Arriving 90 minutes early for my 1320 departure on EY325 to Frankfurt,I passed through the x-ray security checks and into the check-in area. The queues at the economy (Coral) desk were short, but Etihad’s first and business class passengers have their own check-in area, accessed via a short corridor to the left of the main check-in area and through to a lounge. This was very busy, with only three desks, and it took 10minutes to check in my bag and receive my boarding card. I was unlucky in this, since as I left, all three desks had become clear. Nevertheless, the helpful and friendly desk assistant told me that with all the new Etihad flights, they did need more room for premium passengers (and presumably for the economy passengers outside).
In this interim lounge, an immigration official was processing business and first passengers before sending them through a side door to go through to airside. The queue I had been part of (and at the back of) had now transferred here. I asked the lady if there was another option and she said that through that same open door was the main immigration area and it would probably be quicker for me to walk through and pass through immigration out there. I attempted to do so but was stopped by security, so had to queue for the one immigration official (at the pace of the fast-track procedures in Terminal 3 Heathrow). Business class may be worth it for lounge access and seats, but in the eyes of airports, we are all equal.
I had my passport stamped, then found that to go airside I had to go through immigration once again. I tried to explain that my passport had already been stamped, but to no avail, so I received a second, identical exit stamp.
Etihad’s lounge is to the side of immigration on the first floor of the airport. There are six free computer terminals with free internet access, and seating areas divided into smoking (by the window overlooking the runway), non-smoking, and, behind a screen, women only.There is attentive waiter service for drinks and snacks, and alcohol is served.
Flights are called from the lounge, but I left early and then wished I hadn’t, as Gate 7 and Gate 8 were both forming one queue and we were packed into one of the satellite piers to access these two flights.Boarding was rapid though, and I was quickly shown to my seat.
Once on board, the seat is the first surprise. On these new Boeing777-300ER planes the two-class formation is as follows: 378 seats in two classes, business (Pearl) with 28 seats arranged 1-2-1 and economy (Coral) in 3-3-3. The business class seat transforms into a 186cm bed. Most refreshing is the staggered layout, which means that even in a window seat you have direct access to the aisle without having to disturb or step over the person sitting next to you, since they are some way in front, and have their own cocoon which does not move forward or back.

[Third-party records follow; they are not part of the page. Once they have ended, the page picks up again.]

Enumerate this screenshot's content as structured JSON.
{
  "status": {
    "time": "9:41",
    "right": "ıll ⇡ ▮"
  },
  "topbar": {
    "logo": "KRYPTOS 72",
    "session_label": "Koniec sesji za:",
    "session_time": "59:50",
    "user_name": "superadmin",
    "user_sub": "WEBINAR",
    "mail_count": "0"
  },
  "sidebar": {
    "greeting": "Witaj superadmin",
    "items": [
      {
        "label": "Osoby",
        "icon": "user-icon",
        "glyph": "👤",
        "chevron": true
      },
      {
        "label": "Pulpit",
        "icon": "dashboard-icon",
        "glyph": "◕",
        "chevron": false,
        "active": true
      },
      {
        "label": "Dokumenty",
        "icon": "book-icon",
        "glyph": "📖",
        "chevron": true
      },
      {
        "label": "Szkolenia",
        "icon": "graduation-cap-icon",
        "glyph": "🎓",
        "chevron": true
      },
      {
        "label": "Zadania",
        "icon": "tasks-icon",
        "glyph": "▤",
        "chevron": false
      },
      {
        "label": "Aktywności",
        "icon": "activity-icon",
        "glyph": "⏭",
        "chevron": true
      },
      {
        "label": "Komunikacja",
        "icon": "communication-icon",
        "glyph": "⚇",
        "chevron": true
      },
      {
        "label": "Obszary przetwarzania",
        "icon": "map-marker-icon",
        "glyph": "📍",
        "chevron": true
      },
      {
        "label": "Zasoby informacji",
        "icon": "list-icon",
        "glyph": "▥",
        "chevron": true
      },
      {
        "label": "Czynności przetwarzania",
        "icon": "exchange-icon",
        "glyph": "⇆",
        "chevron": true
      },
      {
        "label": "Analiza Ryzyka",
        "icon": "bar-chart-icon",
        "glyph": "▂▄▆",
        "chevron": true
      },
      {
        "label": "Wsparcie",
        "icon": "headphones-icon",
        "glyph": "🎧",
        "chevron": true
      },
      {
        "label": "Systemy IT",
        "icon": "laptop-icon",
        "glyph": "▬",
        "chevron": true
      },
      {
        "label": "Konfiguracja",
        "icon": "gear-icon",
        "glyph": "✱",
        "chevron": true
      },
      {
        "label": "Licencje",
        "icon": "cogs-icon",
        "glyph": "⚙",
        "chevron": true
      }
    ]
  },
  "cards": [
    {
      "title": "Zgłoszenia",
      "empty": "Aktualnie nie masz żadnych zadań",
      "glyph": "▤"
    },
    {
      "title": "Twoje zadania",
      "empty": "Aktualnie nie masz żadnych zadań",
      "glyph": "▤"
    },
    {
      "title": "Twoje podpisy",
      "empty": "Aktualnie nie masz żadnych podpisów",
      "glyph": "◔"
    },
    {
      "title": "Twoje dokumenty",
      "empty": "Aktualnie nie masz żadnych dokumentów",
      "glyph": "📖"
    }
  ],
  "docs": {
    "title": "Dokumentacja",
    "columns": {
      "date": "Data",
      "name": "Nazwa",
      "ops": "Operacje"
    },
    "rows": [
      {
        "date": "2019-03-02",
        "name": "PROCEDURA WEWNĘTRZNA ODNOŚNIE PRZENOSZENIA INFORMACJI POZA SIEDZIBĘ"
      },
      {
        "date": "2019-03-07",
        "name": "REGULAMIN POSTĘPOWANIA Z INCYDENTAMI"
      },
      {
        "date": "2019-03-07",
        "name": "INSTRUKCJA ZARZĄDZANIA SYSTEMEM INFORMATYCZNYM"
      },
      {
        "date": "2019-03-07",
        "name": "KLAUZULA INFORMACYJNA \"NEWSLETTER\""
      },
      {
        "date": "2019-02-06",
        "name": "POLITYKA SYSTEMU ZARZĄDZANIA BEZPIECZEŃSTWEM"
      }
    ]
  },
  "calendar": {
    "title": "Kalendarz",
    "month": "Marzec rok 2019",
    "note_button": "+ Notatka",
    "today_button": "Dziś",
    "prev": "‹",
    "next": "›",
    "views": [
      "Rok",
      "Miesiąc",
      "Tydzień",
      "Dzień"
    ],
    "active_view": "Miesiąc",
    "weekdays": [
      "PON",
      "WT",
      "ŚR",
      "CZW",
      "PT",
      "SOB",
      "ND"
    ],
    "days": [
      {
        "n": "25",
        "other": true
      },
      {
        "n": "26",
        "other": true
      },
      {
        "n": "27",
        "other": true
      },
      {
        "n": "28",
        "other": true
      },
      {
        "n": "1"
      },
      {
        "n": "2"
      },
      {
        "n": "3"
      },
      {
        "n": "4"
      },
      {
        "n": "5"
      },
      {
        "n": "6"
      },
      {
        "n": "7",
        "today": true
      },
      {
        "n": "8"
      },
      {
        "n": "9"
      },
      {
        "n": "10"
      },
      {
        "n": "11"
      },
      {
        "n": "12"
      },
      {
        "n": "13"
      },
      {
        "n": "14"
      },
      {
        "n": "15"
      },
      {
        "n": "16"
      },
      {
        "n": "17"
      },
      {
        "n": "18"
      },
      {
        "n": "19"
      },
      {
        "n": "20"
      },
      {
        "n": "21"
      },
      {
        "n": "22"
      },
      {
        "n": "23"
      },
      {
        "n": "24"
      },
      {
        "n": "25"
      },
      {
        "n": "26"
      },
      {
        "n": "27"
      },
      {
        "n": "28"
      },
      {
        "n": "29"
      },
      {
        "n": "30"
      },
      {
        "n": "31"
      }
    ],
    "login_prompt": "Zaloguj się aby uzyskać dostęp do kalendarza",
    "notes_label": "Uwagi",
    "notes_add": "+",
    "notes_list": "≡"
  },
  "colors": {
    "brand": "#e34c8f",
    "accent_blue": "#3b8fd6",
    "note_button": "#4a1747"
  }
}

At first the seats feel narrow – partly because of this staggered effect, and because of a slight gap between the straight edge of the seat and the curved fuselage. The seat has a permanent footrest with some storage space underneath and a permanent screen in front with very clear quality. Below the TV screen is a sliding hatch containing an Ethernet port for Connexion by Boeing as well as two USB sockets and the audio and visual sockets. The seat has three positions – upright, relax and bed – as well as lumbar support and various massage options. It also reclines so that the seat area meets the footrest to become a fully flat bed.
Other improvements include mood lighting to create specific ambiences, supposedly to help jet lag – although with this being a daylight flight from Abu Dhabi to Frankfurt with a time change of only three hours, it was impossible to test – and a new in-flight entertainment (IFE) system which, after initial confusion, proved useful, with 30 films, 16 hours of TV programming, 24 hours of audio programming, 25 audio CDs and 26 games.For business travellers the main attraction may well be Connexion by Boeing (throughout the plane) as well as the seat power for laptops requiring no fancy adaptors, and actually powering the laptop rather than just slowing the rate of discharge from the battery. For daytime flights it is perfect, since the Connexion by Boeing switches on automatically at above 10,000ft and for payment ($26.95 for 24 hours)you are fully connected. Several passengers in business were using VOIP phones, and I managed a couple of calls without any problems, although cabin noise can mean it is advisable to have headphones and a microphone for this in order to clearly hear the person you are calling.
The food on this flight was particularly good – the same style of menu as out of London, but with better quality and taste – perhaps a reflection of the food being boarded in Etihad’s home and its hub. The wine list seems to be consistent, with the same choice on this Abu Dhabi to Frankfurt as we had on the London to Abu Dhabi leg a few days earlier.
At this point, the flight became unusual due to heavy snow at Frankfurt. We circled for over an hour, diverted to Munich, sat on the ground there for a few hours, disembarked half of the plane who were prepared to have their check-in luggage sent to them the next day, and then finally flew back to Frankfurt, arriving several hours late. None of this was Etihad’s fault, and the staff were excellent throughout.
An innovative product, and one which other airlines will look at with interest. Competitive prices on the UK route and the transfers in the UAE make this new product worth considering (though note that the prices given below are much higher because they are on the Frankfurt route).
Return fares from Frankfurt to Abu Dhabi in business class cost €4,044 on etihadairways.com, or €2,437 with ebookers.de.